Solaris is the perfect book to inspire these idle musings. As a result of the planet’s strange manipulations, Kelvin the narrator comes face to face with a mental projection of his lover Rheya, who committed suicide twenty years before. He must decide whether this version of Rheya, who derives her entire identity from his static memory just prior to her death, is a living being or a hideous phantasm. Like the other characters, his immediate violent impulses toward “Rheya” are deterred by her manifestation of uniquely human emotions. She’s something like a translation, I think—not wholly original, but blameless in her naive innocence. Nor does her appearance leave him with much of a choice, since the real Rheya is long dead. Like a monolingual reader, he has to accept this new version on her own terms or do without her entirely. Kelvin can’t suppress his long dormant feelings for Rheya, and I can’t help but love Lem’s bastardized prose.

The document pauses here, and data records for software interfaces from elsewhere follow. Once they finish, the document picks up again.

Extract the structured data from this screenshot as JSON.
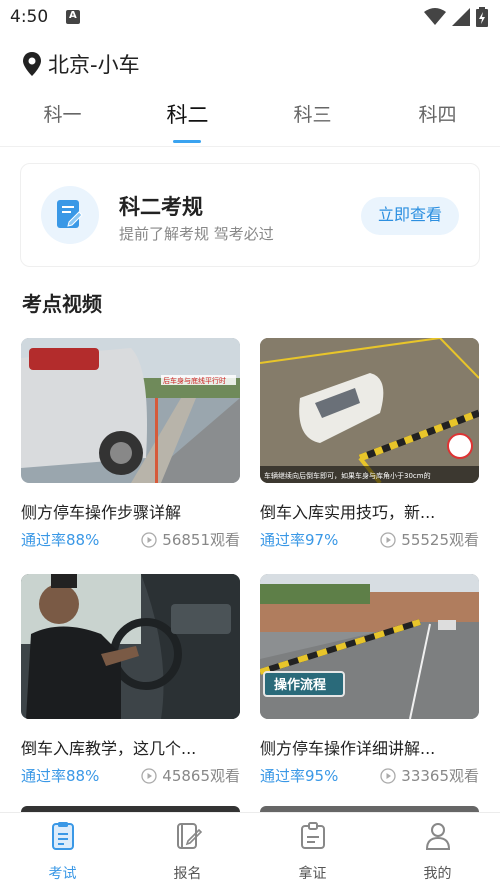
{
  "status_bar": {
    "time": "4:50"
  },
  "location": {
    "text": "北京-小车"
  },
  "tabs": [
    {
      "label": "科一",
      "active": false
    },
    {
      "label": "科二",
      "active": true
    },
    {
      "label": "科三",
      "active": false
    },
    {
      "label": "科四",
      "active": false
    }
  ],
  "rules_card": {
    "title": "科二考规",
    "subtitle": "提前了解考规 驾考必过",
    "button_label": "立即查看"
  },
  "section": {
    "title": "考点视频"
  },
  "videos": [
    {
      "title": "侧方停车操作步骤详解",
      "pass_rate": "通过率88%",
      "views": "56851观看"
    },
    {
      "title": "倒车入库实用技巧，新...",
      "pass_rate": "通过率97%",
      "views": "55525观看"
    },
    {
      "title": "倒车入库教学，这几个...",
      "pass_rate": "通过率88%",
      "views": "45865观看"
    },
    {
      "title": "侧方停车操作详细讲解...",
      "pass_rate": "通过率95%",
      "views": "33365观看"
    }
  ],
  "thumbnails": [
    {
      "overlay_text": "后车身与底线平行时"
    },
    {
      "overlay_text": "车辆继续向后倒车即可，如果车身与库角小于30cm的"
    },
    {
      "overlay_text": ""
    },
    {
      "overlay_text": "操作流程"
    }
  ],
  "bottom_nav": [
    {
      "label": "考试",
      "icon": "exam-icon",
      "active": true
    },
    {
      "label": "报名",
      "icon": "signup-icon",
      "active": false
    },
    {
      "label": "拿证",
      "icon": "license-icon",
      "active": false
    },
    {
      "label": "我的",
      "icon": "profile-icon",
      "active": false
    }
  ],
  "colors": {
    "accent": "#3a98e6",
    "accent_light": "#eaf4fd"
  }
}
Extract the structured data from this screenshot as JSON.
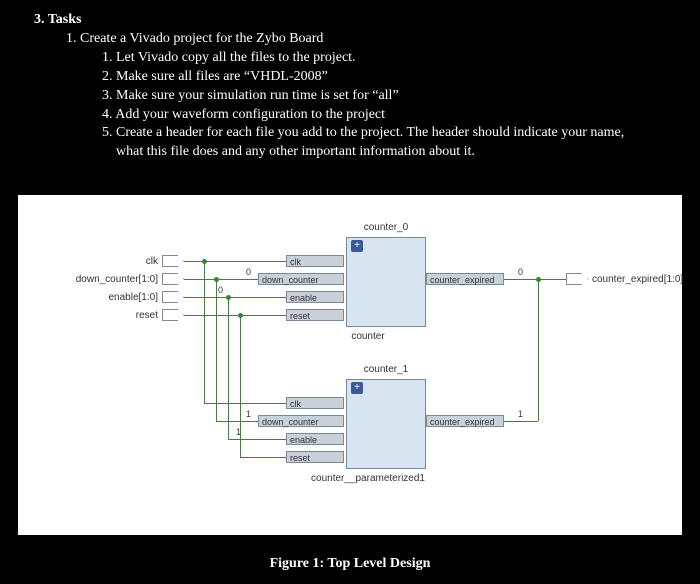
{
  "tasks": {
    "heading": "3. Tasks",
    "main_item": "1. Create a Vivado project for the Zybo Board",
    "sub_items": [
      "1. Let Vivado copy all the files to the project.",
      "2. Make sure all files are “VHDL-2008”",
      "3. Make sure your simulation run time is set for “all”",
      "4. Add your waveform configuration to the project",
      "5. Create a header for each file you add to the project.  The header should indicate your name,",
      "what this file does and any other important information about it."
    ]
  },
  "diagram": {
    "caption": "Figure 1: Top Level Design",
    "external_inputs": [
      {
        "name": "clk",
        "label": "clk"
      },
      {
        "name": "down_counter_bus",
        "label": "down_counter[1:0]"
      },
      {
        "name": "enable_bus",
        "label": "enable[1:0]"
      },
      {
        "name": "reset",
        "label": "reset"
      }
    ],
    "external_outputs": [
      {
        "name": "counter_expired_bus",
        "label": "counter_expired[1:0]"
      }
    ],
    "blocks": [
      {
        "id": "counter_0",
        "header": "counter_0",
        "inputs": [
          "clk",
          "down_counter",
          "enable",
          "reset"
        ],
        "outputs": [
          "counter_expired"
        ],
        "instance": "counter"
      },
      {
        "id": "counter_1",
        "header": "counter_1",
        "inputs": [
          "clk",
          "down_counter",
          "enable",
          "reset"
        ],
        "outputs": [
          "counter_expired"
        ],
        "instance": "counter__parameterized1"
      }
    ],
    "bus_indices": {
      "b0_dc": "0",
      "b0_en": "0",
      "b0_ce": "0",
      "b1_dc": "1",
      "b1_en": "1",
      "b1_ce": "1"
    }
  }
}
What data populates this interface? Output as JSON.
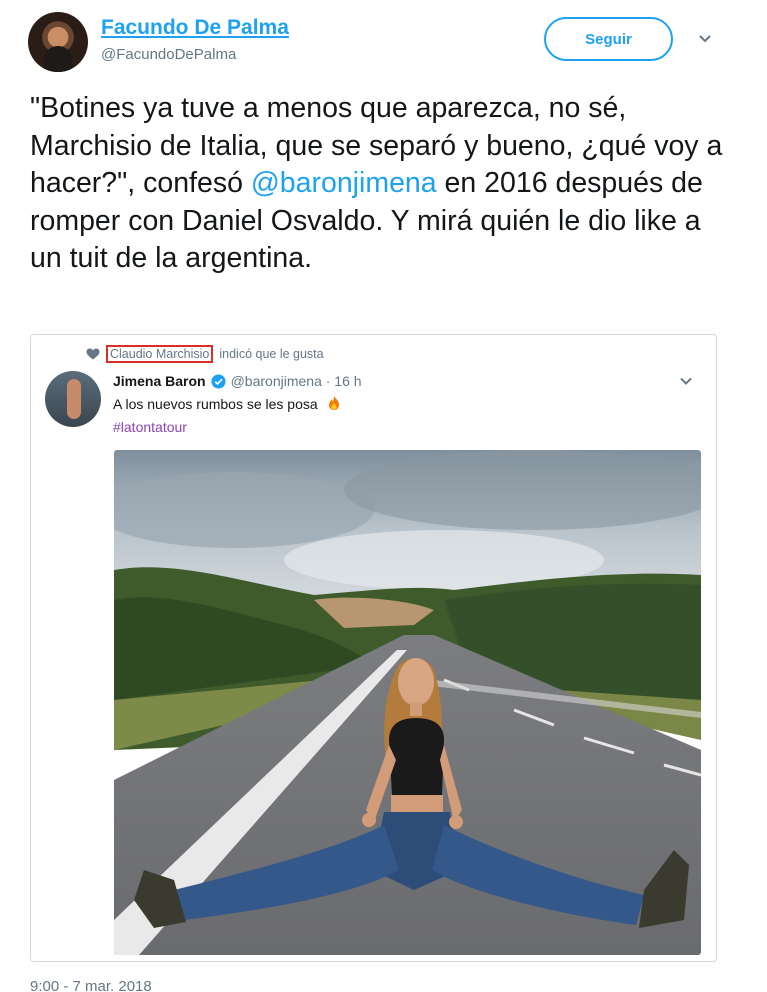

Andrew Crocker is an untranslatable word for an MFA student in New York City.